The main expense in Vietnam is accommodation (as everywhere else I guess.) Since most of the year is hot, you would want to rent a nice flat with AC, in a new building and on a side that gets more shade during the day. And for that, you would end up paying more. Everything else will not take much from your budget.
Health insurance. When we lived in Vietnam, we didn’t spend a penny on health insurance. Later, our approach changed and the health insurance we picked (on safetywing) cost $120 for 3 months for one person. Maybe you find cheaper health insurance for travel but safetywing, in my opinion, already offers very reasonable prices. Plus, their health insurance covers covid. Get a quote on their website.
If we were going to stay in Vietnam for a year, the cost of living would be between $8,000-$11,000 for us. I get really surprised when I see people saying they spent $15,000-$20,000 per month as a single person. That’s quite a lot of money for this country. Our friends live with less than $8,000 per year for two and have a very good standard of living. Everything depends on what your priorities are and how good you are with money.
I am going to be the next person who will proclaim how cheap Vietnam is. If you are worried about not making enough money or living on a very tight budget, in Vietnam you can emotionally relax.

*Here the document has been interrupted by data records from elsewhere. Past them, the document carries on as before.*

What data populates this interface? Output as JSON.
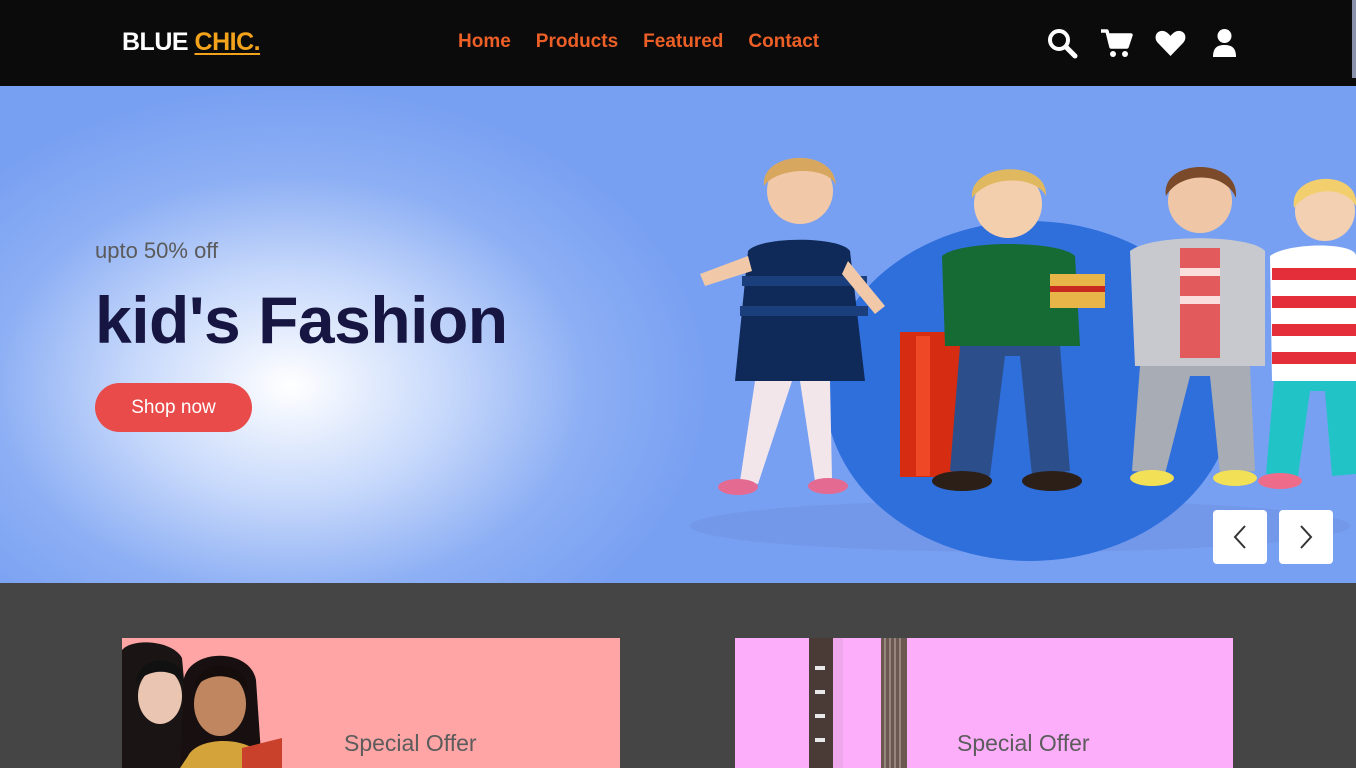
{
  "header": {
    "logo_main": "BLUE",
    "logo_accent": "CHIC.",
    "nav": [
      {
        "label": "Home"
      },
      {
        "label": "Products"
      },
      {
        "label": "Featured"
      },
      {
        "label": "Contact"
      }
    ],
    "icons": [
      "search-icon",
      "cart-icon",
      "heart-icon",
      "user-icon"
    ]
  },
  "hero": {
    "subtitle": "upto 50% off",
    "title": "kid's Fashion",
    "cta_label": "Shop now",
    "prev_icon": "chevron-left-icon",
    "next_icon": "chevron-right-icon"
  },
  "offers": [
    {
      "label": "Special Offer"
    },
    {
      "label": "Special Offer"
    }
  ],
  "colors": {
    "header_bg": "#0b0b0b",
    "nav_link": "#ec5f27",
    "logo_accent": "#f2a31b",
    "cta_bg": "#e84b4a",
    "hero_title": "#171541",
    "page_bg": "#454545",
    "offer_one_bg": "#ffa5a5",
    "offer_two_bg": "#fdaefb"
  }
}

Seriously.
In fact in Vietnam, it’s easy to feel like a millionaire even if your salary is small. After all, the rate of the Vietnamese dong to the US dollar is very high. The standard of living in Vietnam is lower than in neighboring Thailand and Malaysia, therefore, if you wish, you can live and travel here very cheaply.
If on the contrary, if you make more than the average western world salary is then Vietnam is that place where you can live in luxury and be able to save.
More Vietnam Travel Resources
Planning a trip or move to Vietnam? Read my article about the top reasons why you may want to move to Vietnam.
– For short-distance flights within the Asia continent and within Vietnam, refer to AirAsia.
– Use i-Visa to check if you need a tourist visa for Vietnam and apply for an expedited visa online.
– Find the best Vietnam hotel deals on Agoda.
– If you need an apartment for a long-term, check tips on the apartment rent in Vietnam – how much you get and what you need to pay.
If you love hanging out in cafes as much as we do, you’ll love my adorable co-working cafes in Nha Trang and amazing coffee shops in Saigon to get your laptop work done.
And finally, find out why we decided not to live in Vietnam as expats
I hope this post was helpful. Share your thoughts. Did you live in Vietnam? How much money did you need to live in this country?